▸ **YOUR GOAL**:
Each record in the listing below is to be duplicated exactly.
◆ ◆ ◆ ◆ ◆ ◆ ◆
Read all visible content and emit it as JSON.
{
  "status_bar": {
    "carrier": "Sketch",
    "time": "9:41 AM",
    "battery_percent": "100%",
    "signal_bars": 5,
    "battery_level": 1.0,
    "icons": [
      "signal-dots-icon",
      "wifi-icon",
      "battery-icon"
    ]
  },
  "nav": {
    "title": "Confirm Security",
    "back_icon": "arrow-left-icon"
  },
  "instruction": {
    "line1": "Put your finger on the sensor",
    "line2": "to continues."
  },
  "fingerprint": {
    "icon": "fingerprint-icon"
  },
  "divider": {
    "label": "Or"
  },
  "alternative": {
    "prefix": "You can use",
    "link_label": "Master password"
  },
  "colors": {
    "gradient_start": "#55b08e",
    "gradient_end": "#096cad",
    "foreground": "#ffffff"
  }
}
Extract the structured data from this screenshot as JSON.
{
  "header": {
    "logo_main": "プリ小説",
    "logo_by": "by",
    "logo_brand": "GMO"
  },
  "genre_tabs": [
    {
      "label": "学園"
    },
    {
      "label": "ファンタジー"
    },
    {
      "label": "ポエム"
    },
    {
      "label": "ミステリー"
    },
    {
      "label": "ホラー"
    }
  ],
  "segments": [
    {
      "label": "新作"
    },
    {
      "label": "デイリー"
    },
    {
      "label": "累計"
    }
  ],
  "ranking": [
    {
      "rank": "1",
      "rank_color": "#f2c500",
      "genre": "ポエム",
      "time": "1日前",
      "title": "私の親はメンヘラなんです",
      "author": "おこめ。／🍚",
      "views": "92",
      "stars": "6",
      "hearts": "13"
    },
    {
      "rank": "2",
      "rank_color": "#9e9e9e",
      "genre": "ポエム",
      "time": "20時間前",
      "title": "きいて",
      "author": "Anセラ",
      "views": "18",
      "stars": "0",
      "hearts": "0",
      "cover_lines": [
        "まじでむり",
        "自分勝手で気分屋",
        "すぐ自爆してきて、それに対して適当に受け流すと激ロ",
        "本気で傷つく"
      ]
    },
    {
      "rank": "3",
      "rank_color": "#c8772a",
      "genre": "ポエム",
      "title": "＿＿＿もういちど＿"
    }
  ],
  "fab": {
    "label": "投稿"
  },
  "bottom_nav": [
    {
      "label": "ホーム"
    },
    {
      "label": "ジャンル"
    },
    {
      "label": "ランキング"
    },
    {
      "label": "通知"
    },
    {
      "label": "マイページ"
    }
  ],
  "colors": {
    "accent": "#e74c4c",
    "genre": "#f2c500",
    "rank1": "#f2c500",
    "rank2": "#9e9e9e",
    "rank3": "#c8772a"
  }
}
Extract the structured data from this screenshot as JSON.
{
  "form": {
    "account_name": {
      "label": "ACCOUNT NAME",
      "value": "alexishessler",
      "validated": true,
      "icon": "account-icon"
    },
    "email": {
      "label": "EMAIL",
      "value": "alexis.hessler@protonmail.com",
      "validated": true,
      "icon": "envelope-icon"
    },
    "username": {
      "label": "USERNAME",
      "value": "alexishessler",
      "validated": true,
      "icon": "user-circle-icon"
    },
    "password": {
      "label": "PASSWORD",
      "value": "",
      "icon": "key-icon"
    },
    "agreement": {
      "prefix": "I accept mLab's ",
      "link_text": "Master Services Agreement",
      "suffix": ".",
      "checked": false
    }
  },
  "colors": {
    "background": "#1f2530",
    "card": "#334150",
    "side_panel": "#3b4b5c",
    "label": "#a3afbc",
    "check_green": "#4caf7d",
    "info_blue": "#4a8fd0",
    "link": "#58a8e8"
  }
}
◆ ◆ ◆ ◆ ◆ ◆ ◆
▸ **ANSWER SPACE**:
Read all visible content and emit it as JSON.
{
  "status_bar": {
    "carrier": "Sketch",
    "time": "9:41 AM",
    "battery_percent": "100%",
    "signal_bars": 5,
    "battery_level": 1.0,
    "icons": [
      "signal-dots-icon",
      "wifi-icon",
      "battery-icon"
    ]
  },
  "nav": {
    "title": "Confirm Security",
    "back_icon": "arrow-left-icon"
  },
  "instruction": {
    "line1": "Put your finger on the sensor",
    "line2": "to continues."
  },
  "fingerprint": {
    "icon": "fingerprint-icon"
  },
  "divider": {
    "label": "Or"
  },
  "alternative": {
    "prefix": "You can use",
    "link_label": "Master password"
  },
  "colors": {
    "gradient_start": "#55b08e",
    "gradient_end": "#096cad",
    "foreground": "#ffffff"
  }
}
Extract the structured data from this screenshot as JSON.
{
  "header": {
    "logo_main": "プリ小説",
    "logo_by": "by",
    "logo_brand": "GMO"
  },
  "genre_tabs": [
    {
      "label": "学園"
    },
    {
      "label": "ファンタジー"
    },
    {
      "label": "ポエム"
    },
    {
      "label": "ミステリー"
    },
    {
      "label": "ホラー"
    }
  ],
  "segments": [
    {
      "label": "新作"
    },
    {
      "label": "デイリー"
    },
    {
      "label": "累計"
    }
  ],
  "ranking": [
    {
      "rank": "1",
      "rank_color": "#f2c500",
      "genre": "ポエム",
      "time": "1日前",
      "title": "私の親はメンヘラなんです",
      "author": "おこめ。／🍚",
      "views": "92",
      "stars": "6",
      "hearts": "13"
    },
    {
      "rank": "2",
      "rank_color": "#9e9e9e",
      "genre": "ポエム",
      "time": "20時間前",
      "title": "きいて",
      "author": "Anセラ",
      "views": "18",
      "stars": "0",
      "hearts": "0",
      "cover_lines": [
        "まじでむり",
        "自分勝手で気分屋",
        "すぐ自爆してきて、それに対して適当に受け流すと激ロ",
        "本気で傷つく"
      ]
    },
    {
      "rank": "3",
      "rank_color": "#c8772a",
      "genre": "ポエム",
      "title": "＿＿＿もういちど＿"
    }
  ],
  "fab": {
    "label": "投稿"
  },
  "bottom_nav": [
    {
      "label": "ホーム"
    },
    {
      "label": "ジャンル"
    },
    {
      "label": "ランキング"
    },
    {
      "label": "通知"
    },
    {
      "label": "マイページ"
    }
  ],
  "colors": {
    "accent": "#e74c4c",
    "genre": "#f2c500",
    "rank1": "#f2c500",
    "rank2": "#9e9e9e",
    "rank3": "#c8772a"
  }
}
Extract the structured data from this screenshot as JSON.
{
  "form": {
    "account_name": {
      "label": "ACCOUNT NAME",
      "value": "alexishessler",
      "validated": true,
      "icon": "account-icon"
    },
    "email": {
      "label": "EMAIL",
      "value": "alexis.hessler@protonmail.com",
      "validated": true,
      "icon": "envelope-icon"
    },
    "username": {
      "label": "USERNAME",
      "value": "alexishessler",
      "validated": true,
      "icon": "user-circle-icon"
    },
    "password": {
      "label": "PASSWORD",
      "value": "",
      "icon": "key-icon"
    },
    "agreement": {
      "prefix": "I accept mLab's ",
      "link_text": "Master Services Agreement",
      "suffix": ".",
      "checked": false
    }
  },
  "colors": {
    "background": "#1f2530",
    "card": "#334150",
    "side_panel": "#3b4b5c",
    "label": "#a3afbc",
    "check_green": "#4caf7d",
    "info_blue": "#4a8fd0",
    "link": "#58a8e8"
  }
}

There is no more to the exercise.